--- Available data ---

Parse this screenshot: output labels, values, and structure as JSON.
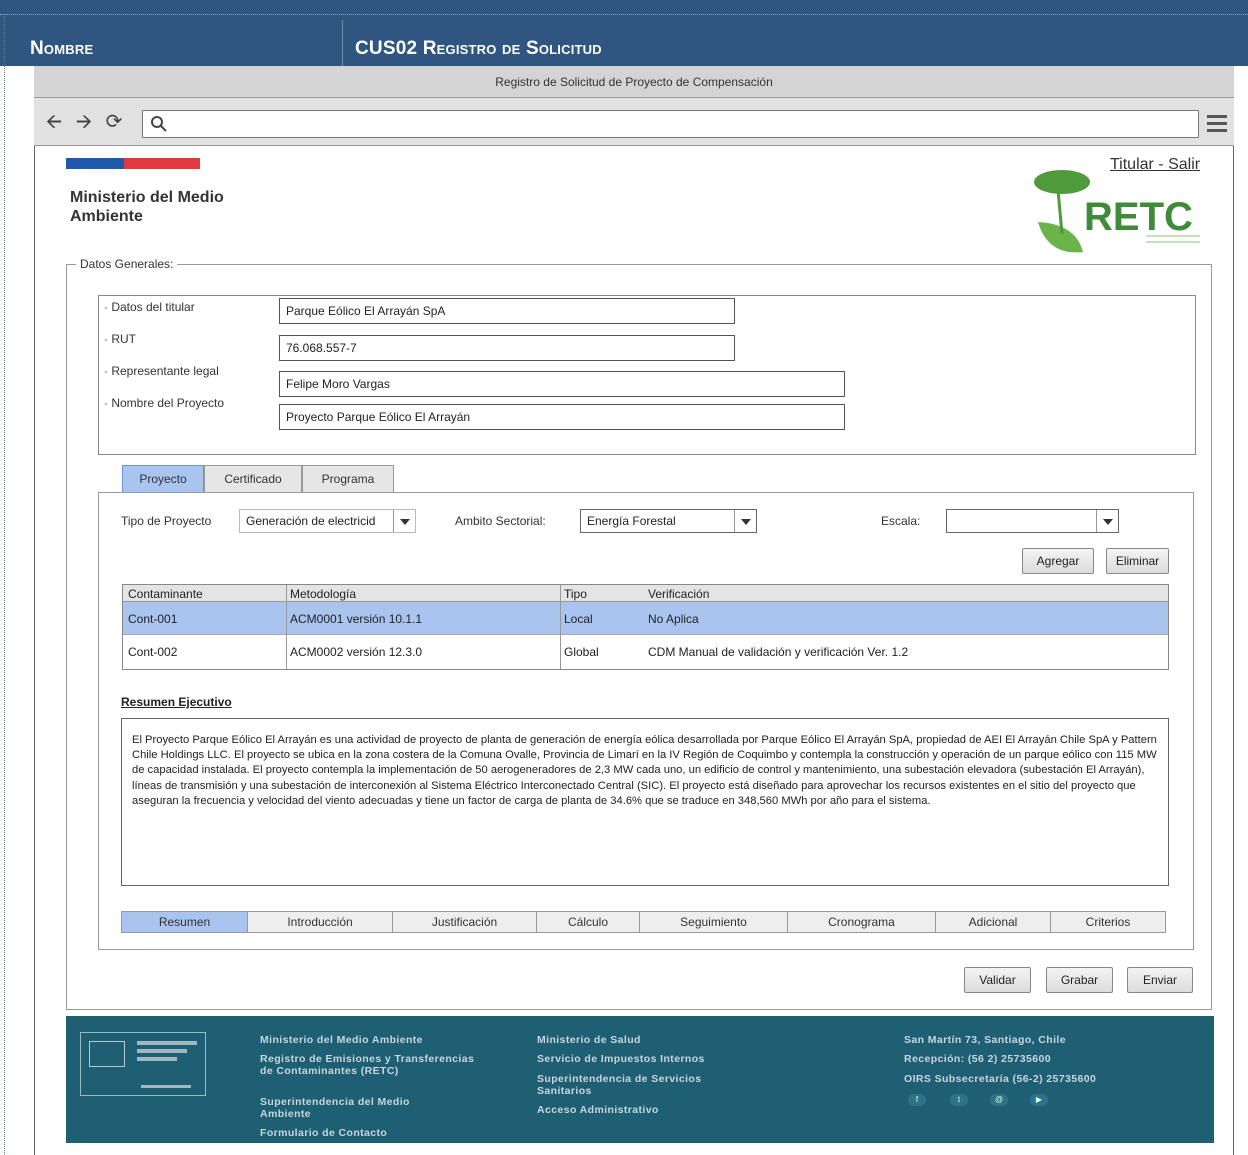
{
  "doc_header": {
    "col1": "Nombre",
    "col2": "CUS02 Registro de Solicitud"
  },
  "window": {
    "title": "Registro de Solicitud de Proyecto de Compensación"
  },
  "page_header": {
    "ministry": "Ministerio del Medio Ambiente",
    "user_link": "Titular - Salir",
    "logo_text": "RETC"
  },
  "general": {
    "legend": "Datos Generales:",
    "fields": [
      {
        "label": "· Datos del titular",
        "value": "Parque Eólico El Arrayán SpA"
      },
      {
        "label": "· RUT",
        "value": "76.068.557-7"
      },
      {
        "label": "· Representante legal",
        "value": "Felipe Moro Vargas"
      },
      {
        "label": "· Nombre del Proyecto",
        "value": "Proyecto Parque Eólico El Arrayán"
      }
    ]
  },
  "tabs": [
    "Proyecto",
    "Certificado",
    "Programa"
  ],
  "filters": {
    "tipo_label": "Tipo de Proyecto",
    "tipo_value": "Generación de electricid",
    "ambito_label": "Ambito Sectorial:",
    "ambito_value": "Energía Forestal",
    "escala_label": "Escala:",
    "escala_value": ""
  },
  "actions": {
    "add": "Agregar",
    "delete": "Eliminar"
  },
  "table": {
    "headers": [
      "Contaminante",
      "Metodología",
      "Tipo",
      "Verificación"
    ],
    "rows": [
      [
        "Cont-001",
        "ACM0001 versión 10.1.1",
        "Local",
        "No Aplica"
      ],
      [
        "Cont-002",
        "ACM0002 versión 12.3.0",
        "Global",
        "CDM Manual de validación y verificación Ver. 1.2"
      ]
    ]
  },
  "resumen": {
    "title": "Resumen Ejecutivo",
    "text": "El Proyecto Parque Eólico El Arrayán es una actividad de proyecto de planta de generación de energía eólica desarrollada por Parque Eólico El Arrayán SpA, propiedad de AEI El Arrayán Chile SpA y Pattern Chile Holdings LLC. El proyecto se ubica en la zona costera de la Comuna Ovalle, Provincia de Limarí en la IV Región de Coquimbo y contempla la construcción y operación de un parque eólico con 115 MW de capacidad instalada. El proyecto contempla la implementación de 50 aerogeneradores de 2,3 MW cada uno, un edificio de control y mantenimiento, una subestación elevadora (subestación El Arrayán), líneas de transmisión y una subestación de interconexión al Sistema Eléctrico Interconectado Central (SIC). El proyecto está diseñado para aprovechar los recursos existentes en el sitio del proyecto que aseguran la frecuencia y velocidad del viento adecuadas y tiene un factor de carga de planta de 34.6% que se traduce en 348,560 MWh por año para el sistema."
  },
  "bottom_tabs": [
    "Resumen",
    "Introducción",
    "Justificación",
    "Cálculo",
    "Seguimiento",
    "Cronograma",
    "Adicional",
    "Criterios"
  ],
  "form_buttons": {
    "validate": "Validar",
    "save": "Grabar",
    "send": "Enviar"
  },
  "footer": {
    "col1": [
      "Ministerio del Medio Ambiente",
      "Registro de Emisiones y Transferencias de Contaminantes (RETC)",
      "Superintendencia del Medio Ambiente",
      "Formulario de Contacto"
    ],
    "col2": [
      "Ministerio de Salud",
      "Servicio de Impuestos Internos",
      "Superintendencia de Servicios Sanitarios",
      "Acceso Administrativo"
    ],
    "col3": [
      "San Martín 73, Santiago, Chile",
      "Recepción: (56 2) 25735600",
      "OIRS Subsecretaría (56-2) 25735600"
    ]
  },
  "colors": {
    "header_blue": "#2f5680",
    "selection": "#a9c5ef",
    "footer": "#1f5f73"
  }
}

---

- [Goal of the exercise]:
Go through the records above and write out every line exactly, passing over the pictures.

- [Your response]:
Parse this screenshot: output labels, values, and structure as JSON.
{
  "doc_header": {
    "col1": "Nombre",
    "col2": "CUS02 Registro de Solicitud"
  },
  "window": {
    "title": "Registro de Solicitud de Proyecto de Compensación"
  },
  "page_header": {
    "ministry": "Ministerio del Medio Ambiente",
    "user_link": "Titular - Salir",
    "logo_text": "RETC"
  },
  "general": {
    "legend": "Datos Generales:",
    "fields": [
      {
        "label": "· Datos del titular",
        "value": "Parque Eólico El Arrayán SpA"
      },
      {
        "label": "· RUT",
        "value": "76.068.557-7"
      },
      {
        "label": "· Representante legal",
        "value": "Felipe Moro Vargas"
      },
      {
        "label": "· Nombre del Proyecto",
        "value": "Proyecto Parque Eólico El Arrayán"
      }
    ]
  },
  "tabs": [
    "Proyecto",
    "Certificado",
    "Programa"
  ],
  "filters": {
    "tipo_label": "Tipo de Proyecto",
    "tipo_value": "Generación de electricid",
    "ambito_label": "Ambito Sectorial:",
    "ambito_value": "Energía Forestal",
    "escala_label": "Escala:",
    "escala_value": ""
  },
  "actions": {
    "add": "Agregar",
    "delete": "Eliminar"
  },
  "table": {
    "headers": [
      "Contaminante",
      "Metodología",
      "Tipo",
      "Verificación"
    ],
    "rows": [
      [
        "Cont-001",
        "ACM0001 versión 10.1.1",
        "Local",
        "No Aplica"
      ],
      [
        "Cont-002",
        "ACM0002 versión 12.3.0",
        "Global",
        "CDM Manual de validación y verificación Ver. 1.2"
      ]
    ]
  },
  "resumen": {
    "title": "Resumen Ejecutivo",
    "text": "El Proyecto Parque Eólico El Arrayán es una actividad de proyecto de planta de generación de energía eólica desarrollada por Parque Eólico El Arrayán SpA, propiedad de AEI El Arrayán Chile SpA y Pattern Chile Holdings LLC. El proyecto se ubica en la zona costera de la Comuna Ovalle, Provincia de Limarí en la IV Región de Coquimbo y contempla la construcción y operación de un parque eólico con 115 MW de capacidad instalada. El proyecto contempla la implementación de 50 aerogeneradores de 2,3 MW cada uno, un edificio de control y mantenimiento, una subestación elevadora (subestación El Arrayán), líneas de transmisión y una subestación de interconexión al Sistema Eléctrico Interconectado Central (SIC). El proyecto está diseñado para aprovechar los recursos existentes en el sitio del proyecto que aseguran la frecuencia y velocidad del viento adecuadas y tiene un factor de carga de planta de 34.6% que se traduce en 348,560 MWh por año para el sistema."
  },
  "bottom_tabs": [
    "Resumen",
    "Introducción",
    "Justificación",
    "Cálculo",
    "Seguimiento",
    "Cronograma",
    "Adicional",
    "Criterios"
  ],
  "form_buttons": {
    "validate": "Validar",
    "save": "Grabar",
    "send": "Enviar"
  },
  "footer": {
    "col1": [
      "Ministerio del Medio Ambiente",
      "Registro de Emisiones y Transferencias de Contaminantes (RETC)",
      "Superintendencia del Medio Ambiente",
      "Formulario de Contacto"
    ],
    "col2": [
      "Ministerio de Salud",
      "Servicio de Impuestos Internos",
      "Superintendencia de Servicios Sanitarios",
      "Acceso Administrativo"
    ],
    "col3": [
      "San Martín 73, Santiago, Chile",
      "Recepción: (56 2) 25735600",
      "OIRS Subsecretaría (56-2) 25735600"
    ]
  },
  "colors": {
    "header_blue": "#2f5680",
    "selection": "#a9c5ef",
    "footer": "#1f5f73"
  }
}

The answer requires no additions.